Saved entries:
■ ■ ■ ■
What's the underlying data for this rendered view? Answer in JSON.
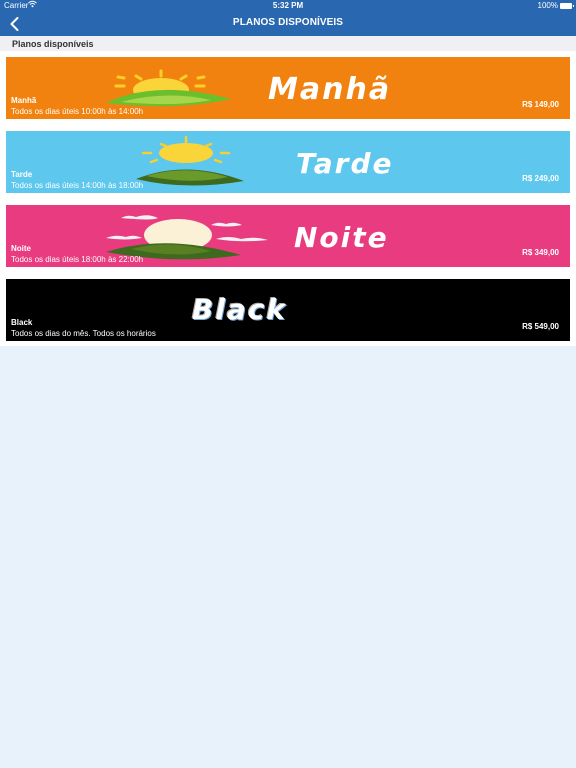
{
  "status_bar": {
    "carrier": "Carrier",
    "time": "5:32 PM",
    "battery": "100%"
  },
  "nav": {
    "title": "PLANOS DISPONÍVEIS",
    "back_icon": "chevron-left-icon"
  },
  "section": {
    "title": "Planos disponíveis"
  },
  "plans": [
    {
      "name": "Manhã",
      "description": "Todos os dias úteis 10:00h às 14:00h",
      "price": "R$ 149,00",
      "banner_word": "Manhã",
      "color": "#f2820f"
    },
    {
      "name": "Tarde",
      "description": "Todos os dias úteis 14:00h às 18:00h",
      "price": "R$ 249,00",
      "banner_word": "Tarde",
      "color": "#5ec7ee"
    },
    {
      "name": "Noite",
      "description": "Todos os dias úteis 18:00h às 22:00h",
      "price": "R$ 349,00",
      "banner_word": "Noite",
      "color": "#e93b80"
    },
    {
      "name": "Black",
      "description": "Todos os dias do mês. Todos os horários",
      "price": "R$ 549,00",
      "banner_word": "Black",
      "color": "#000000"
    }
  ],
  "colors": {
    "nav_background": "#2a67b1",
    "page_background": "#e8f2fb",
    "section_background": "#efeff4"
  }
}
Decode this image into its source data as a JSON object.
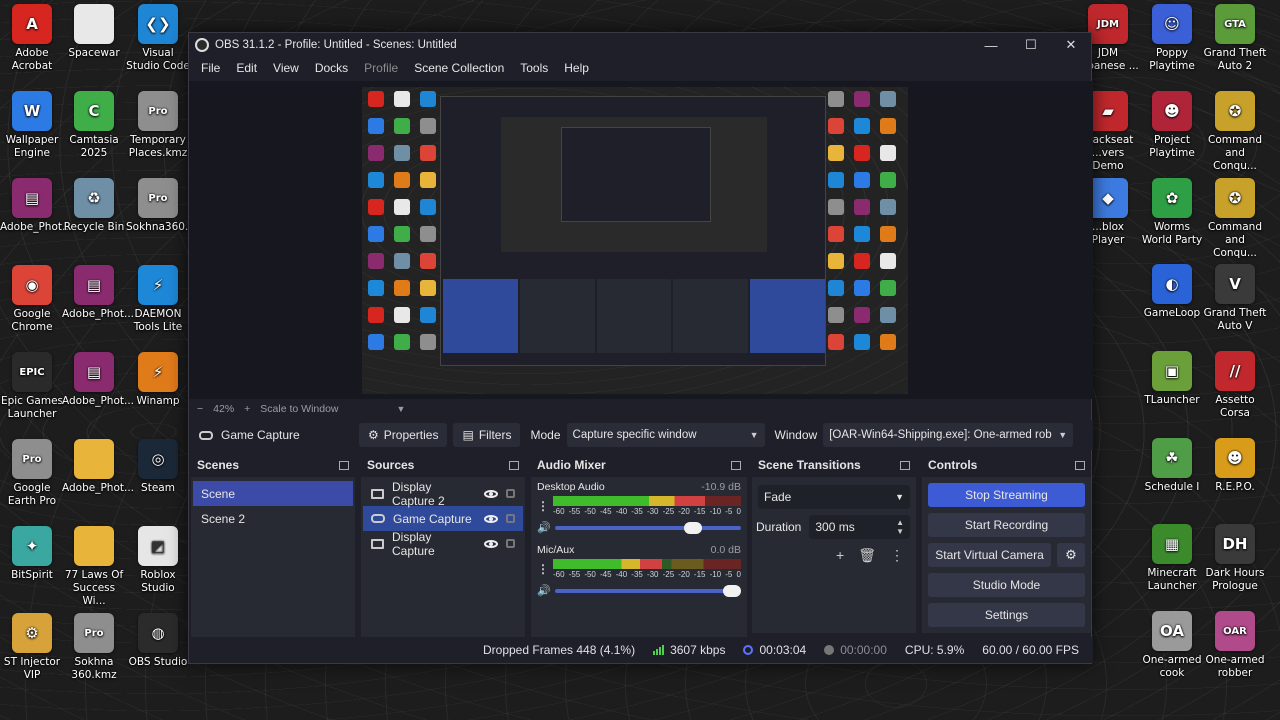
{
  "desktop": {
    "left_icons": [
      {
        "label": "Adobe Acrobat",
        "icon": "acrobat-icon",
        "color": "#d7261f",
        "glyph": "A"
      },
      {
        "label": "Spacewar",
        "icon": "file-icon",
        "color": "#e8e8e8",
        "glyph": ""
      },
      {
        "label": "Visual Studio Code",
        "icon": "vscode-icon",
        "color": "#1f86d6",
        "glyph": "❮❯"
      },
      {
        "label": "Wallpaper Engine",
        "icon": "wallpaper-engine-icon",
        "color": "#2c7be5",
        "glyph": "W"
      },
      {
        "label": "Camtasia 2025",
        "icon": "camtasia-icon",
        "color": "#3fae49",
        "glyph": "C"
      },
      {
        "label": "Temporary Places.kmz",
        "icon": "kmz-icon",
        "color": "#8e8e8e",
        "glyph": "Pro"
      },
      {
        "label": "Adobe_Phot...",
        "icon": "winrar-icon",
        "color": "#8a2a6f",
        "glyph": "▤"
      },
      {
        "label": "Recycle Bin",
        "icon": "recycle-bin-icon",
        "color": "#6f8fa6",
        "glyph": "♻"
      },
      {
        "label": "Sokhna360...",
        "icon": "kmz-icon",
        "color": "#8e8e8e",
        "glyph": "Pro"
      },
      {
        "label": "Google Chrome",
        "icon": "chrome-icon",
        "color": "#db4437",
        "glyph": "◉"
      },
      {
        "label": "Adobe_Phot...",
        "icon": "winrar-icon",
        "color": "#8a2a6f",
        "glyph": "▤"
      },
      {
        "label": "DAEMON Tools Lite",
        "icon": "daemon-tools-icon",
        "color": "#1e88d8",
        "glyph": "⚡"
      },
      {
        "label": "Epic Games Launcher",
        "icon": "epic-games-icon",
        "color": "#2a2a2a",
        "glyph": "EPIC"
      },
      {
        "label": "Adobe_Phot...",
        "icon": "winrar-icon",
        "color": "#8a2a6f",
        "glyph": "▤"
      },
      {
        "label": "Winamp",
        "icon": "winamp-icon",
        "color": "#e07b1a",
        "glyph": "⚡"
      },
      {
        "label": "Google Earth Pro",
        "icon": "google-earth-icon",
        "color": "#8e8e8e",
        "glyph": "Pro"
      },
      {
        "label": "Adobe_Phot...",
        "icon": "folder-icon",
        "color": "#e8b43a",
        "glyph": ""
      },
      {
        "label": "Steam",
        "icon": "steam-icon",
        "color": "#1b2838",
        "glyph": "◎"
      },
      {
        "label": "BitSpirit",
        "icon": "bitspirit-icon",
        "color": "#3aa7a0",
        "glyph": "✦"
      },
      {
        "label": "77 Laws Of Success Wi...",
        "icon": "folder-icon",
        "color": "#e8b43a",
        "glyph": ""
      },
      {
        "label": "Roblox Studio",
        "icon": "roblox-studio-icon",
        "color": "#e6e6e6",
        "glyph": "◩"
      },
      {
        "label": "ST Injector VIP",
        "icon": "st-injector-icon",
        "color": "#d8a23a",
        "glyph": "⚙"
      },
      {
        "label": "Sokhna 360.kmz",
        "icon": "kmz-icon",
        "color": "#8e8e8e",
        "glyph": "Pro"
      },
      {
        "label": "OBS Studio",
        "icon": "obs-icon",
        "color": "#2b2b2b",
        "glyph": "◍"
      }
    ],
    "right_icons": [
      {
        "label": "JDM ...panese ...",
        "icon": "jdm-icon",
        "color": "#c0282d",
        "glyph": "JDM"
      },
      {
        "label": "Poppy Playtime",
        "icon": "poppy-playtime-icon",
        "color": "#3b5fd6",
        "glyph": "☺"
      },
      {
        "label": "Grand Theft Auto 2",
        "icon": "gta2-icon",
        "color": "#5b9b3a",
        "glyph": "GTA"
      },
      {
        "label": "...ackseat ...vers Demo",
        "icon": "car-icon",
        "color": "#c0282d",
        "glyph": "▰"
      },
      {
        "label": "Project Playtime",
        "icon": "project-playtime-icon",
        "color": "#b0243a",
        "glyph": "☻"
      },
      {
        "label": "Command and Conqu...",
        "icon": "cnc-icon",
        "color": "#c7a12a",
        "glyph": "✪"
      },
      {
        "label": "...blox Player",
        "icon": "roblox-icon",
        "color": "#3e7be0",
        "glyph": "◆"
      },
      {
        "label": "Worms World Party",
        "icon": "worms-icon",
        "color": "#2f9f46",
        "glyph": "✿"
      },
      {
        "label": "Command and Conqu...",
        "icon": "cnc-icon",
        "color": "#c7a12a",
        "glyph": "✪"
      },
      {
        "label": "GameLoop",
        "icon": "gameloop-icon",
        "color": "#2a62d8",
        "glyph": "◐"
      },
      {
        "label": "Grand Theft Auto V",
        "icon": "gtav-icon",
        "color": "#3a3a3a",
        "glyph": "V"
      },
      {
        "label": "TLauncher",
        "icon": "tlauncher-icon",
        "color": "#6a9f3a",
        "glyph": "▣"
      },
      {
        "label": "Assetto Corsa",
        "icon": "assetto-corsa-icon",
        "color": "#c0282d",
        "glyph": "//"
      },
      {
        "label": "Schedule I",
        "icon": "schedule-icon",
        "color": "#4f9d47",
        "glyph": "☘"
      },
      {
        "label": "R.E.P.O.",
        "icon": "repo-icon",
        "color": "#d89b1a",
        "glyph": "☻"
      },
      {
        "label": "Minecraft Launcher",
        "icon": "minecraft-icon",
        "color": "#3b8a2c",
        "glyph": "▦"
      },
      {
        "label": "Dark Hours Prologue",
        "icon": "dark-hours-icon",
        "color": "#3a3a3a",
        "glyph": "DH"
      },
      {
        "label": "One-armed cook",
        "icon": "one-armed-cook-icon",
        "color": "#9a9a9a",
        "glyph": "OA"
      },
      {
        "label": "One-armed robber",
        "icon": "one-armed-robber-icon",
        "color": "#b04a8a",
        "glyph": "OAR"
      }
    ]
  },
  "window": {
    "title": "OBS 31.1.2 - Profile: Untitled - Scenes: Untitled",
    "min": "—",
    "max": "☐",
    "close": "✕"
  },
  "menu": [
    "File",
    "Edit",
    "View",
    "Docks",
    "Profile",
    "Scene Collection",
    "Tools",
    "Help"
  ],
  "zoom": {
    "minus": "−",
    "value": "42%",
    "plus": "+",
    "fit": "Scale to Window",
    "caret": "▼"
  },
  "source_toolbar": {
    "source_name": "Game Capture",
    "properties": "Properties",
    "filters": "Filters",
    "mode_label": "Mode",
    "mode_value": "Capture specific window",
    "window_label": "Window",
    "window_value": "[OAR-Win64-Shipping.exe]: One-armed robb"
  },
  "scenes": {
    "title": "Scenes",
    "items": [
      "Scene",
      "Scene 2"
    ],
    "selected": 0
  },
  "sources": {
    "title": "Sources",
    "items": [
      {
        "name": "Display Capture 2",
        "icon": "monitor-icon"
      },
      {
        "name": "Game Capture",
        "icon": "gamepad-icon"
      },
      {
        "name": "Display Capture",
        "icon": "monitor-icon"
      }
    ],
    "selected": 1
  },
  "mixer": {
    "title": "Audio Mixer",
    "channels": [
      {
        "name": "Desktop Audio",
        "db": "-10.9 dB",
        "level": 0.81,
        "volume": 0.79
      },
      {
        "name": "Mic/Aux",
        "db": "0.0 dB",
        "level": 0.58,
        "volume": 1.0
      }
    ],
    "ticks": [
      "-60",
      "-55",
      "-50",
      "-45",
      "-40",
      "-35",
      "-30",
      "-25",
      "-20",
      "-15",
      "-10",
      "-5",
      "0"
    ]
  },
  "transitions": {
    "title": "Scene Transitions",
    "value": "Fade",
    "duration_label": "Duration",
    "duration_value": "300 ms"
  },
  "controls": {
    "title": "Controls",
    "stop_streaming": "Stop Streaming",
    "start_recording": "Start Recording",
    "start_virtual_camera": "Start Virtual Camera",
    "studio_mode": "Studio Mode",
    "settings": "Settings"
  },
  "status": {
    "dropped_frames": "Dropped Frames 448 (4.1%)",
    "bitrate": "3607 kbps",
    "stream_time": "00:03:04",
    "rec_time": "00:00:00",
    "cpu": "CPU: 5.9%",
    "fps": "60.00 / 60.00 FPS"
  },
  "colors": {
    "accent": "#3c5bd4",
    "selection": "#2f4a9a",
    "meter_green": "#3fbb2c",
    "meter_yellow": "#d4b72a",
    "meter_red": "#d14141"
  }
}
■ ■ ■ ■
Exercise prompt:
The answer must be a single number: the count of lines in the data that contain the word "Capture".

Exercise answer:
5